Women and girls with disabilities deserve choice

More than 700 million people across the Asia and Pacific regions are estimated to have disabilities.

We know that people with disabilities face complex challenges including discrimination in education, employment, justice, transport and healthcare. In many parts of the world, these challenges are compounded by poverty and a lack of resources. 


Women and girls also face additional barriers compared to men with disabilities, including around their safety and autonomy. They’re especially vulnerable to sexual and gender-based violence, which can have devastating impacts throughout their lives.  


Access to sexual and reproductive healthcare is a human right. It supports people to pursue their goals, maintain security throughout periods of social and climate upheaval, and to fully participate in their communities.  


But for women and girls with disabilities, this isn’t always within reach: a lack of respect, resources, information, decision-making power and spaces that consider their needs can leave them without reproductive choice. We’re working to change this. 

Partnering with experts

When we talk about disability inclusion, we’re talking about removing the barriers that make it harder for people with disabilities to live meaningful and independent lives – lives as defined by them, not for them. 


Often when people hear the word ‘expert’, they tend to think of people working in highly specialised research fields.
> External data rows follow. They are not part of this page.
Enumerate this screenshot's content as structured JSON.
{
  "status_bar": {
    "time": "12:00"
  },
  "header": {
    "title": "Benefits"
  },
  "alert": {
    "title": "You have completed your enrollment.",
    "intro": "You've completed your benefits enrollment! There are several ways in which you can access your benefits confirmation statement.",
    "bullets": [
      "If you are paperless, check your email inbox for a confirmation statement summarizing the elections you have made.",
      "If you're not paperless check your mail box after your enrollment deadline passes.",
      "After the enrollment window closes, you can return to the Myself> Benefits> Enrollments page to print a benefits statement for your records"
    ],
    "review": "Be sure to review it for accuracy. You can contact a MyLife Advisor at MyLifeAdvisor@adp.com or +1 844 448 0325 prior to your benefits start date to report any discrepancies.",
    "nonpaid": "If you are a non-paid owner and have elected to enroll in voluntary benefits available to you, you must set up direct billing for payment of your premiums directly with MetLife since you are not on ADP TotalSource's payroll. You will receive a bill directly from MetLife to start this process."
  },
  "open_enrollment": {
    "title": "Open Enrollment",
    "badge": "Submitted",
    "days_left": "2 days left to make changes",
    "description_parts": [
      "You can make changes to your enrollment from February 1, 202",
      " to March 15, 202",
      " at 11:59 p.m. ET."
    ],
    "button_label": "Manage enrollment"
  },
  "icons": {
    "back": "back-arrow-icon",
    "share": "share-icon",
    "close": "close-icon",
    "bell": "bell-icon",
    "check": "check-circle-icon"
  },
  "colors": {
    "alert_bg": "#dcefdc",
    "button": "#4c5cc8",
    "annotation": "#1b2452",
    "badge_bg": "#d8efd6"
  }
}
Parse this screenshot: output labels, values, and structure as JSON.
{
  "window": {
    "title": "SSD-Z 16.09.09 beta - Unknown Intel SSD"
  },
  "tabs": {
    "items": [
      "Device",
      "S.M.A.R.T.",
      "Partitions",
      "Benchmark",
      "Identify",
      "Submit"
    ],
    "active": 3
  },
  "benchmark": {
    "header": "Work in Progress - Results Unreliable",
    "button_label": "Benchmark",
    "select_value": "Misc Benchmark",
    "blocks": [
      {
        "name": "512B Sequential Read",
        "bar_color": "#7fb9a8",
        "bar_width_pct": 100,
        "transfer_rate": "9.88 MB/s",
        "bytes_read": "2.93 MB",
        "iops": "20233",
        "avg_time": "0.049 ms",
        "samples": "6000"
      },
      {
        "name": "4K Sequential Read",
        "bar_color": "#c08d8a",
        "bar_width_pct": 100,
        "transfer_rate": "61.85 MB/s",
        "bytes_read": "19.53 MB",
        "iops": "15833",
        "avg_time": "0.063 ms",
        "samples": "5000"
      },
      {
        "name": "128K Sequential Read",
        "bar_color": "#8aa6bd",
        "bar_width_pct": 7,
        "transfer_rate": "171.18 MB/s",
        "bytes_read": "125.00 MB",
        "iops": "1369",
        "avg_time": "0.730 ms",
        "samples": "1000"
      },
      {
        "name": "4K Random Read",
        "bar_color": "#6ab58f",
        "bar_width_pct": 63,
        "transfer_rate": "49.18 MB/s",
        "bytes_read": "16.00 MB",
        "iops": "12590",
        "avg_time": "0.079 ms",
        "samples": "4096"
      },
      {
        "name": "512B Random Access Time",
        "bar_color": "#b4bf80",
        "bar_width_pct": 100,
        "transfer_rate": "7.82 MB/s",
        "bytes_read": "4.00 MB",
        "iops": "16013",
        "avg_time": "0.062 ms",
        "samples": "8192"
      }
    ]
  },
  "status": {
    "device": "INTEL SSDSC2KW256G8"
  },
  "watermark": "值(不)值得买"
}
But ‘experts’ should always include people with lived experience, who are best placed to develop solutions to complex challenges they encounter in their everyday lives.  


We prioritise working in partnership with Organisations of People with Disabilities — grassroots organisations run by people with disabilities, for people with disabilities. Wherever possible, this helps us to understand what their communities need and how we can best deliver it.  


With funding from the Australian Department of Foreign Affairs and Trade (DFAT), we partner with Organisations of People with Disabilities across the Asia and Pacific regions including in Cambodia, Nepal, Papua New Guinea, Timor-Leste, Myanmar, Vietnam and Pakistan, to ensure that women and girls with disabilities are receiving essential sexual and reproductive healthcare. Here are some examples of our work: 


MSI in Cambodia partnered with a leading disability advocacy group, Voice of People with Disability, to present a radio talk show for World Contraception Day. Titled ‘Family Planning and Women’s Empowerment’, the show raised awareness of sexual and reproductive health and family planning services for people with disabilities.  


MSI is also partnering with the Cambodian Disabled People’s Organisation  to coordinate transport support and fee waivers for women and girls with disabilities accessing MSI’s services. MSI Cambodia staff also received training in disability awareness and inclusion. 


In Vietnam, the MSI team worked with local health authorities to offer free mobile services for people with disabilities in rural areas. In Hanoi, MSI worked in partnership with the Hanoi Association of People with Disabilities to provide a free package of sexual and reproductive health care services to women with disabilities through the Dr. Marie clinics 


The MSI Myanmar team created social media content on disability inclusion and on sexual and reproductive health awareness information for people with disabilities, including videos with sign language interpretation. MSI Myanmar used signed language interpreters recommended by Organisations for People with Disabilities that they partner with, such as Shwe Min Thar Foundation and the Myanmar Independant Living Initiatives  

Leakena's story

Leakena* is a young woman in Cambodia who generously shared her experiences of accessing healthcare. 

“My name is Leakena. I’m 25 years old and I was born with a disability. I have a speech impediment, and my hands and feet are bent. I tremble when I walk, and I eat using my feet. I have no relatives to support me.”

Leakena has no regular income and is supported by her community. She currently lives for free in the spare room of a generous homeowner. 


She recently had a challenging experience, which left her in a difficult position. 

“I met a man, and we had a ceremony to be recognised by everyone as husband and wife. After two months, he left me.”

Leakena was two months pregnant and unwell. When her husband left her, she was at a loss for how to proceed.   

“I knew I couldn’t take care of a child, because I’m relying on other people’s kindness in giving me food.”

After taking the brave step of speaking to community authorities and contacting an organisation that works with women, she was given 100,000 Cambodian riel (37 Australian dollars) to access a safe abortion. 


The organisation took her to an MSI clinic in Siem Reap, which provided her with a safe and empathetic service even though she couldn’t pay the full fee. 

“I am so grateful for the MSI Clinic for providing services without any discrimination to women with disabilities like me because without MSI’s help, I don’t know how I would survive.”

MSI is proud to support women with disabilities like Leakena, who deserve to have reproductive choice over their own bodies and lives. 

*Name has been changed for privacy reasons.